**Task item**
Pull every line with "Techkib" from the data.

Dataset records:

########

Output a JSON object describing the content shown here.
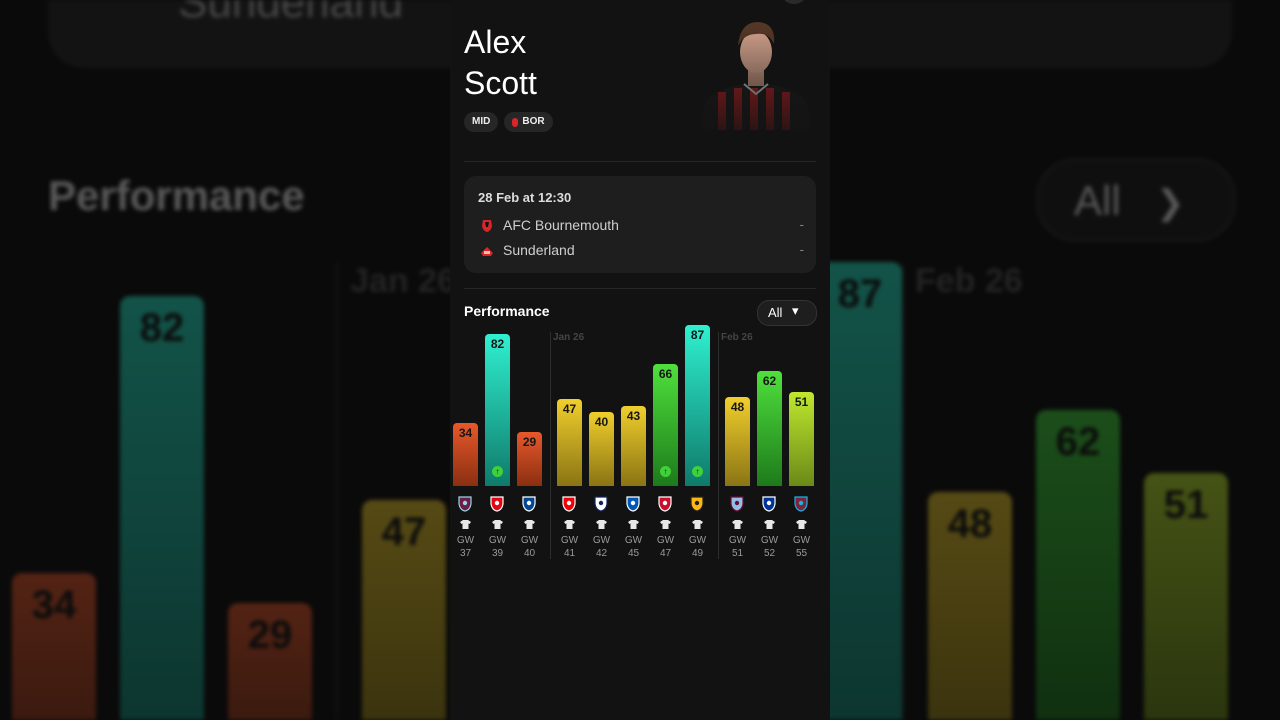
{
  "background": {
    "team_name": "Sunderland",
    "section_title": "Performance",
    "filter_label": "All",
    "months": [
      "Jan 26",
      "Feb 26"
    ],
    "bar_values": [
      34,
      82,
      29,
      47,
      87,
      48,
      62,
      51
    ]
  },
  "player": {
    "first_name": "Alex",
    "last_name": "Scott",
    "position": "MID",
    "team_code": "BOR"
  },
  "fixture": {
    "datetime": "28 Feb at 12:30",
    "home_team": "AFC Bournemouth",
    "home_score": "-",
    "away_team": "Sunderland",
    "away_score": "-"
  },
  "performance": {
    "title": "Performance",
    "filter_label": "All",
    "filter_icon": "chevron-down-icon"
  },
  "chart_data": {
    "type": "bar",
    "categories": [
      "GW 37",
      "GW 39",
      "GW 40",
      "GW 41",
      "GW 42",
      "GW 45",
      "GW 47",
      "GW 49",
      "GW 51",
      "GW 52",
      "GW 55"
    ],
    "values": [
      34,
      82,
      29,
      47,
      40,
      43,
      66,
      87,
      48,
      62,
      51
    ],
    "month_labels": [
      {
        "label": "Jan 26",
        "starts_at": "GW 41"
      },
      {
        "label": "Feb 26",
        "starts_at": "GW 51"
      }
    ],
    "opponents": [
      "Burnley",
      "Brentford",
      "Chelsea",
      "Arsenal",
      "Tottenham",
      "Brighton",
      "Liverpool",
      "Wolves",
      "Aston Villa",
      "Everton",
      "West Ham"
    ],
    "performance_icons": [
      null,
      "green",
      null,
      null,
      null,
      null,
      "green",
      "green",
      null,
      null,
      null
    ],
    "ylim": [
      0,
      100
    ],
    "colors": {
      "low": "#e0542a",
      "mid": "#e8c62a",
      "high": "#3fd13a",
      "top": "#25e0c2"
    }
  }
}
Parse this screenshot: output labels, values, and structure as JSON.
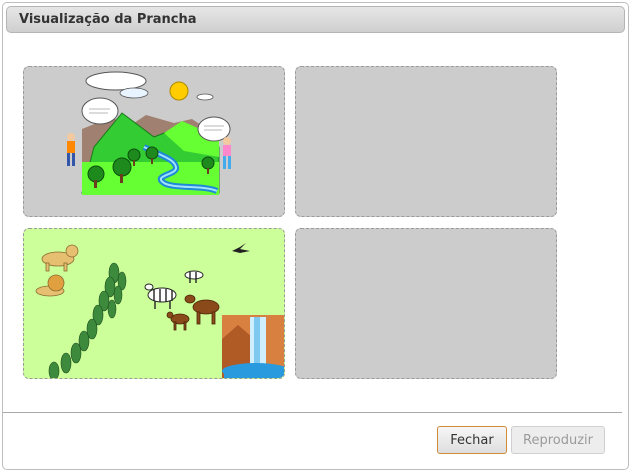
{
  "dialog": {
    "title": "Visualização da Prancha",
    "buttons": {
      "close": "Fechar",
      "play": "Reproduzir"
    }
  },
  "board": {
    "cells": [
      {
        "content": "mountain-landscape-image",
        "empty": false
      },
      {
        "content": "",
        "empty": true
      },
      {
        "content": "savanna-animals-image",
        "empty": false
      },
      {
        "content": "",
        "empty": true
      }
    ]
  },
  "colors": {
    "cell_empty": "#cccccc",
    "cell_highlight": "#ccff99",
    "focus_border": "#d08b3a"
  }
}
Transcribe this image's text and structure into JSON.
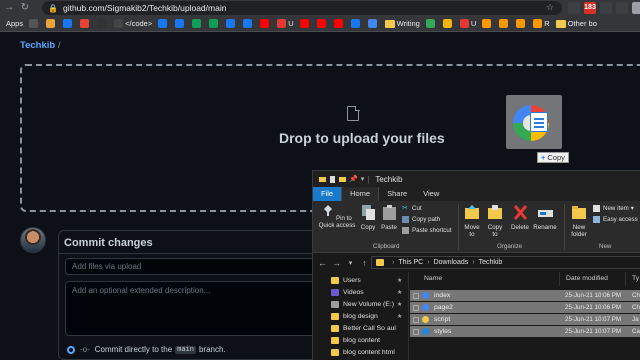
{
  "browser": {
    "url": "github.com/Sigmakib2/Techkib/upload/main",
    "bookmarks": [
      {
        "label": "Apps",
        "kind": "text"
      },
      {
        "label": "",
        "kind": "icon",
        "color": "#555"
      },
      {
        "label": "",
        "kind": "icon",
        "color": "#e8a33d"
      },
      {
        "label": "",
        "kind": "icon",
        "color": "#1877f2"
      },
      {
        "label": "",
        "kind": "icon",
        "color": "#ea4335"
      },
      {
        "label": "",
        "kind": "icon",
        "color": "#333"
      },
      {
        "label": "</code>",
        "kind": "iconlabel",
        "color": "#444"
      },
      {
        "label": "",
        "kind": "icon",
        "color": "#1877f2"
      },
      {
        "label": "",
        "kind": "icon",
        "color": "#1877f2"
      },
      {
        "label": "",
        "kind": "icon",
        "color": "#0f9d58"
      },
      {
        "label": "",
        "kind": "icon",
        "color": "#0f9d58"
      },
      {
        "label": "",
        "kind": "icon",
        "color": "#1877f2"
      },
      {
        "label": "",
        "kind": "icon",
        "color": "#1877f2"
      },
      {
        "label": "",
        "kind": "icon",
        "color": "#ff0000"
      },
      {
        "label": "U",
        "kind": "iconlabel",
        "color": "#e53935"
      },
      {
        "label": "",
        "kind": "icon",
        "color": "#ff0000"
      },
      {
        "label": "",
        "kind": "icon",
        "color": "#ff0000"
      },
      {
        "label": "",
        "kind": "icon",
        "color": "#ff0000"
      },
      {
        "label": "",
        "kind": "icon",
        "color": "#1877f2"
      },
      {
        "label": "",
        "kind": "icon",
        "color": "#4285f4"
      },
      {
        "label": "Writing",
        "kind": "folder"
      },
      {
        "label": "",
        "kind": "icon",
        "color": "#34a853"
      },
      {
        "label": "",
        "kind": "icon",
        "color": "#f4b400"
      },
      {
        "label": "U",
        "kind": "iconlabel",
        "color": "#e53935"
      },
      {
        "label": "",
        "kind": "icon",
        "color": "#ff9900"
      },
      {
        "label": "",
        "kind": "icon",
        "color": "#ff9900"
      },
      {
        "label": "",
        "kind": "icon",
        "color": "#ff9900"
      },
      {
        "label": "R",
        "kind": "iconlabel",
        "color": "#ff9900"
      },
      {
        "label": "Other bo",
        "kind": "folder"
      }
    ],
    "extensions": [
      {
        "color": "#3c4043",
        "text": ""
      },
      {
        "color": "#d93025",
        "text": "183"
      },
      {
        "color": "#3c4043",
        "text": ""
      },
      {
        "color": "#3c4043",
        "text": ""
      },
      {
        "color": "#9aa0a6",
        "text": ""
      }
    ]
  },
  "github": {
    "repo": "Techkib",
    "separator": "/",
    "drop_title": "Drop to upload your files",
    "drag_tooltip": "Copy",
    "drag_tooltip_plus": "+",
    "commit": {
      "title": "Commit changes",
      "summary_placeholder": "Add files via upload",
      "description_placeholder": "Add an optional extended description...",
      "radio_prefix": "Commit directly to the",
      "branch": "main",
      "radio_suffix": "branch."
    }
  },
  "explorer": {
    "title": "Techkib",
    "tabs": [
      "File",
      "Home",
      "Share",
      "View"
    ],
    "ribbon": {
      "pin": "Pin to Quick access",
      "copy": "Copy",
      "paste": "Paste",
      "cut": "Cut",
      "copy_path": "Copy path",
      "paste_shortcut": "Paste shortcut",
      "clipboard": "Clipboard",
      "move_to": "Move to",
      "copy_to": "Copy to",
      "delete": "Delete",
      "rename": "Rename",
      "organize": "Organize",
      "new_folder": "New folder",
      "new_item": "New item",
      "easy_access": "Easy access",
      "new": "New"
    },
    "path": [
      "This PC",
      "Downloads",
      "Techkib"
    ],
    "nav_items": [
      {
        "label": "Users",
        "color": "#f2c94c",
        "pinned": true
      },
      {
        "label": "Videos",
        "color": "#6a5acd",
        "pinned": true
      },
      {
        "label": "New Volume (E:)",
        "color": "#9e9e9e",
        "pinned": true
      },
      {
        "label": "blog design",
        "color": "#f2c94c",
        "pinned": true
      },
      {
        "label": "Better Call So aul",
        "color": "#f2c94c",
        "pinned": false
      },
      {
        "label": "blog content",
        "color": "#f2c94c",
        "pinned": false
      },
      {
        "label": "blog content html",
        "color": "#f2c94c",
        "pinned": false
      }
    ],
    "columns": [
      "Name",
      "Date modified",
      "Ty"
    ],
    "files": [
      {
        "name": "index",
        "date": "25-Jun-21 10:06 PM",
        "type": "Ch",
        "selected": true,
        "icon_color": "#4285f4"
      },
      {
        "name": "page2",
        "date": "25-Jun-21 10:06 PM",
        "type": "Ch",
        "selected": true,
        "icon_color": "#4285f4"
      },
      {
        "name": "script",
        "date": "25-Jun-21 10:07 PM",
        "type": "Ja",
        "selected": true,
        "icon_color": "#f2c94c"
      },
      {
        "name": "styles",
        "date": "25-Jun-21 10:07 PM",
        "type": "Ca",
        "selected": true,
        "icon_color": "#1e88e5"
      }
    ]
  }
}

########

**Answer to the exercise**
    "url": "github.com/Sigmakib2/Techkib/upload/main",
    "repo": "Techkib",
    "title": "Techkib",
      "Techkib"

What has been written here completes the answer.